[[ Given records, beginning ]]

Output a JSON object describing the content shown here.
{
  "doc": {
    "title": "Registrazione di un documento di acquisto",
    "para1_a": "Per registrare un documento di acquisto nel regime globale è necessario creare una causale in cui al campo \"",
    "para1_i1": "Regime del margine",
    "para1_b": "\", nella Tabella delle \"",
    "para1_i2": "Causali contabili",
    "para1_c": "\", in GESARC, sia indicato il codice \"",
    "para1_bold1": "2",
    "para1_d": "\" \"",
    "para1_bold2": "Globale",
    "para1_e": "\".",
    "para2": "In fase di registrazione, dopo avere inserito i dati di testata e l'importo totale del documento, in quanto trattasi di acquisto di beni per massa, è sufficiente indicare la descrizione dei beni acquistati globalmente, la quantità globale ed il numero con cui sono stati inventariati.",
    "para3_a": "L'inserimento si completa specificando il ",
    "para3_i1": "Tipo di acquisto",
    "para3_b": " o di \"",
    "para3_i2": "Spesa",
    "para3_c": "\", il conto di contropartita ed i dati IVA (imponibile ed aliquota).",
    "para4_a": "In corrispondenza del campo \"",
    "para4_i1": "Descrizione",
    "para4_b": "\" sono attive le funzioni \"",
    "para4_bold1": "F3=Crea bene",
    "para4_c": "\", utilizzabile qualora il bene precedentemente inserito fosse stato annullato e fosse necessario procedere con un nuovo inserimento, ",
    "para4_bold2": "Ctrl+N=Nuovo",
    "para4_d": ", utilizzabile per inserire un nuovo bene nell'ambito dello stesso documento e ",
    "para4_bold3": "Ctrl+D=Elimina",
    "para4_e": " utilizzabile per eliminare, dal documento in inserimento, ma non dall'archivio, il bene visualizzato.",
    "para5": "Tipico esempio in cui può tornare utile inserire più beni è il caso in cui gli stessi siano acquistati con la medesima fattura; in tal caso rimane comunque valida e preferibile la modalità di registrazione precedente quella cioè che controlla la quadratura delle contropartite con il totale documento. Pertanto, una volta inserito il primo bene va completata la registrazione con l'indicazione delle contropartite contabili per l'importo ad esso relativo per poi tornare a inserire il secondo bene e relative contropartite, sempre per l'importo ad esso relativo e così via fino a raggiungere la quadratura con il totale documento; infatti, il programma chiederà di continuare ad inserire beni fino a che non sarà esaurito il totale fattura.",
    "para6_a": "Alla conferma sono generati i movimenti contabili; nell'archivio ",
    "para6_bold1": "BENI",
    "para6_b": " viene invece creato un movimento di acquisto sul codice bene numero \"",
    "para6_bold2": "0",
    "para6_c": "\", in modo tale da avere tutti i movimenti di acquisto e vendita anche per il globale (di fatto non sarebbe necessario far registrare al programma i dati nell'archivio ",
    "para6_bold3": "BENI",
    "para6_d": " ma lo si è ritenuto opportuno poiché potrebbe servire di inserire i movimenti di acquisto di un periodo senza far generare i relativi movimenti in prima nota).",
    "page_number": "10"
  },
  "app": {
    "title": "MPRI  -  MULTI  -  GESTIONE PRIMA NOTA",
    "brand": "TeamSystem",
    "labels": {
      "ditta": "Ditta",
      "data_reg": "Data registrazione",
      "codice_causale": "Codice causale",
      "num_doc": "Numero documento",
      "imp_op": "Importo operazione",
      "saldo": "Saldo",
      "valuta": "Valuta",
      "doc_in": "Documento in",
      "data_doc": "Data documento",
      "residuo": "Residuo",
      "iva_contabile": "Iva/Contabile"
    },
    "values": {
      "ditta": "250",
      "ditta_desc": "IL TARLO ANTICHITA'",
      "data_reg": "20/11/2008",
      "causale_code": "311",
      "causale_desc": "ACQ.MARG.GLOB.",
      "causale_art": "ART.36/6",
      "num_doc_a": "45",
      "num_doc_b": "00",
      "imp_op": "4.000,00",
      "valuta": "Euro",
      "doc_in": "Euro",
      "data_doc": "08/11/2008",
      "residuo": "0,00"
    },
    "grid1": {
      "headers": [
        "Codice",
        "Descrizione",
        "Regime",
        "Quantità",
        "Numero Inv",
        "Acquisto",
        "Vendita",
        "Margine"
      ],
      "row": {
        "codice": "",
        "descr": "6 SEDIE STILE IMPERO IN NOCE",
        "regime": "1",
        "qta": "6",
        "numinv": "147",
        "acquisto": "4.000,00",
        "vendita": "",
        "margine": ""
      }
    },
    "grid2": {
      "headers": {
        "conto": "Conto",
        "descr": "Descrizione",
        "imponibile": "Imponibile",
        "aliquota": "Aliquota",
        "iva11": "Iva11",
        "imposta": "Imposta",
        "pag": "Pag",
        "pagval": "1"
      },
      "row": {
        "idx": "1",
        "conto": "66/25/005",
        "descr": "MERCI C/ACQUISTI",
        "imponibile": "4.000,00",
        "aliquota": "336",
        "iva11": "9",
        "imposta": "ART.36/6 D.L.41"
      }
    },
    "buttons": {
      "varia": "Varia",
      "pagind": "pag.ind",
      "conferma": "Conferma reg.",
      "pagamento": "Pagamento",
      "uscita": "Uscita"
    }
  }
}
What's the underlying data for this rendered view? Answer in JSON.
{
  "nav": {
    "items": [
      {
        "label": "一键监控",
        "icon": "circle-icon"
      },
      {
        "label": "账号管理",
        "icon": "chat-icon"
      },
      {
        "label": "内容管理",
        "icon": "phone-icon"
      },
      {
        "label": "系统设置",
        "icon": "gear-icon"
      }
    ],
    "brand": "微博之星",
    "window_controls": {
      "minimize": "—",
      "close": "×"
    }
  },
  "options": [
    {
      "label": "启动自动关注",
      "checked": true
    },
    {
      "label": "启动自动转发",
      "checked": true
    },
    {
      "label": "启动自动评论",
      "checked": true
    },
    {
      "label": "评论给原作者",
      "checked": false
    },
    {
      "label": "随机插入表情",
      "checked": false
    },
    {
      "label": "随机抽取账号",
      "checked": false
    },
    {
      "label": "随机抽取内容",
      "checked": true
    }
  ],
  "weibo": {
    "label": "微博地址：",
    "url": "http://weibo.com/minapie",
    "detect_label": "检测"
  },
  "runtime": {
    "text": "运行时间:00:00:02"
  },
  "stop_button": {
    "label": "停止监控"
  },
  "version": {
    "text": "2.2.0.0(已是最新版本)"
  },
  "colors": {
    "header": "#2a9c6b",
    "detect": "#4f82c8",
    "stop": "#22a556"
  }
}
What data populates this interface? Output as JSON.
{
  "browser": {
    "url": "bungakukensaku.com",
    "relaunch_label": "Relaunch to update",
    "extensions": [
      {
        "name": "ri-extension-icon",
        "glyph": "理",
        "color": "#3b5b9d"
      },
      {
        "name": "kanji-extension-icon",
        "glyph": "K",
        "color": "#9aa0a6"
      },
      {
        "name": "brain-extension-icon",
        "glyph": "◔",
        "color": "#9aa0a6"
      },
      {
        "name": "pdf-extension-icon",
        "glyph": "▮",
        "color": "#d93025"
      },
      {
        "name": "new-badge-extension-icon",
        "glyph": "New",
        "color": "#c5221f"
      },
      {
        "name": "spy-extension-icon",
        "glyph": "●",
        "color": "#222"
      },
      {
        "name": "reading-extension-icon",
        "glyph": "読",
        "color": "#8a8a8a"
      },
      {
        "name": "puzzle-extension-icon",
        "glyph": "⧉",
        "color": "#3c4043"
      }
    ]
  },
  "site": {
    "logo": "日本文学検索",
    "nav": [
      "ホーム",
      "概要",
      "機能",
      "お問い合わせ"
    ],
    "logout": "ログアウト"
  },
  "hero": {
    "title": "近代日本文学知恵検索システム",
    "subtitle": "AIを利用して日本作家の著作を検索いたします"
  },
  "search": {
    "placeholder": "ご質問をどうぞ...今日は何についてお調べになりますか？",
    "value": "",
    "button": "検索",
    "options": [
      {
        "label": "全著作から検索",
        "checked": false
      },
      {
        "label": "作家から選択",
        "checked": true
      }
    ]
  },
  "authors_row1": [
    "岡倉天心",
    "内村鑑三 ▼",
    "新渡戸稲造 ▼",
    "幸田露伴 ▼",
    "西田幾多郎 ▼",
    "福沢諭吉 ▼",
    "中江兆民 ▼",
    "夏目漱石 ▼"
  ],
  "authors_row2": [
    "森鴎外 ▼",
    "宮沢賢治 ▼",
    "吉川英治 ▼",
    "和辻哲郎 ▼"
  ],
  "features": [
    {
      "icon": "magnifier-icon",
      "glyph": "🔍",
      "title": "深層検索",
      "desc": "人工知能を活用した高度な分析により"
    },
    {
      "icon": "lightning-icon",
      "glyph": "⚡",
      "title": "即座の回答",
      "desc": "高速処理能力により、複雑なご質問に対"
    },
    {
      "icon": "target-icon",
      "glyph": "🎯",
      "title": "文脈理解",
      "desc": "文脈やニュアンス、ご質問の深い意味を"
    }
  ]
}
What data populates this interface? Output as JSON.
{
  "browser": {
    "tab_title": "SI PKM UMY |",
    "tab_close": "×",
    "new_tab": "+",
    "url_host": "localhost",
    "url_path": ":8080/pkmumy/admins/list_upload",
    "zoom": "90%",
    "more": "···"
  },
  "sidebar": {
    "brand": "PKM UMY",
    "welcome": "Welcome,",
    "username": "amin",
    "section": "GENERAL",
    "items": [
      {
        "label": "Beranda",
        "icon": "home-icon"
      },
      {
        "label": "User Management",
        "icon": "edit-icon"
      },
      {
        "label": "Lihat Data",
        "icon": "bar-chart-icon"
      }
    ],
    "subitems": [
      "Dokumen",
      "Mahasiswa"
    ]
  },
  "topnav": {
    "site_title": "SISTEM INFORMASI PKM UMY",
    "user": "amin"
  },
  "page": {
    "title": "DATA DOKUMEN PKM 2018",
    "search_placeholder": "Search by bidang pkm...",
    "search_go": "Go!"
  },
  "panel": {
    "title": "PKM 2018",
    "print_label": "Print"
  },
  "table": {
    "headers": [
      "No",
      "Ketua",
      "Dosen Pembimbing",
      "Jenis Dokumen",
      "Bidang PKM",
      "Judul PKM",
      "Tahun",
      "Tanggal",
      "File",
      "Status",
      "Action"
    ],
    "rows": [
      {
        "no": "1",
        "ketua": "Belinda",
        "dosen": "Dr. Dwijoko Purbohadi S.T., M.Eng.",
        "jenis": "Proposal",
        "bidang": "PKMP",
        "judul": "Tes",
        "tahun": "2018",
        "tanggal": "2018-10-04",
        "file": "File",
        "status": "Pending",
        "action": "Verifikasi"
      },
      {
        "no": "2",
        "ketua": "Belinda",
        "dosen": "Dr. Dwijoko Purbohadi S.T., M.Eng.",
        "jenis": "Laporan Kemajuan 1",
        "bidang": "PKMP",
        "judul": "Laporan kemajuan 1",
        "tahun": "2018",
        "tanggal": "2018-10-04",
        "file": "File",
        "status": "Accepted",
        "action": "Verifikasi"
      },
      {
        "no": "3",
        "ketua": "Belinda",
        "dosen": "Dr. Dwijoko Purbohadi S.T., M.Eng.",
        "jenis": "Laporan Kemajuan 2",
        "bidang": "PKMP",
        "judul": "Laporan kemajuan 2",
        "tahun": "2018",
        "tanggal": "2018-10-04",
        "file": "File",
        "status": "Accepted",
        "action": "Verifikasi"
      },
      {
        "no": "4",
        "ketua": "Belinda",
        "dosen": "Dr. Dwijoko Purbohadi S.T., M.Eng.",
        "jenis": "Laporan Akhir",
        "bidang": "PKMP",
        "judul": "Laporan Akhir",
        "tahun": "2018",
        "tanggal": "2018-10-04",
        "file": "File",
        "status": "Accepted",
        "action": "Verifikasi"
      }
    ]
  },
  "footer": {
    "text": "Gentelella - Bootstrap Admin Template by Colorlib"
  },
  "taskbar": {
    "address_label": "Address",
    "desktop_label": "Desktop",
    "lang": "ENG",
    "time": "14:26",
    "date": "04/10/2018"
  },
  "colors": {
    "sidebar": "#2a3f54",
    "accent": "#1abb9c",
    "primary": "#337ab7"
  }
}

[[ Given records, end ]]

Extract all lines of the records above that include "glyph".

        "glyph": "理",
        "glyph": "K",
        "glyph": "◔",
        "glyph": "▮",
        "glyph": "New",
        "glyph": "●",
        "glyph": "読",
        "glyph": "⧉",
      "glyph": "🔍",
      "glyph": "⚡",
      "glyph": "🎯",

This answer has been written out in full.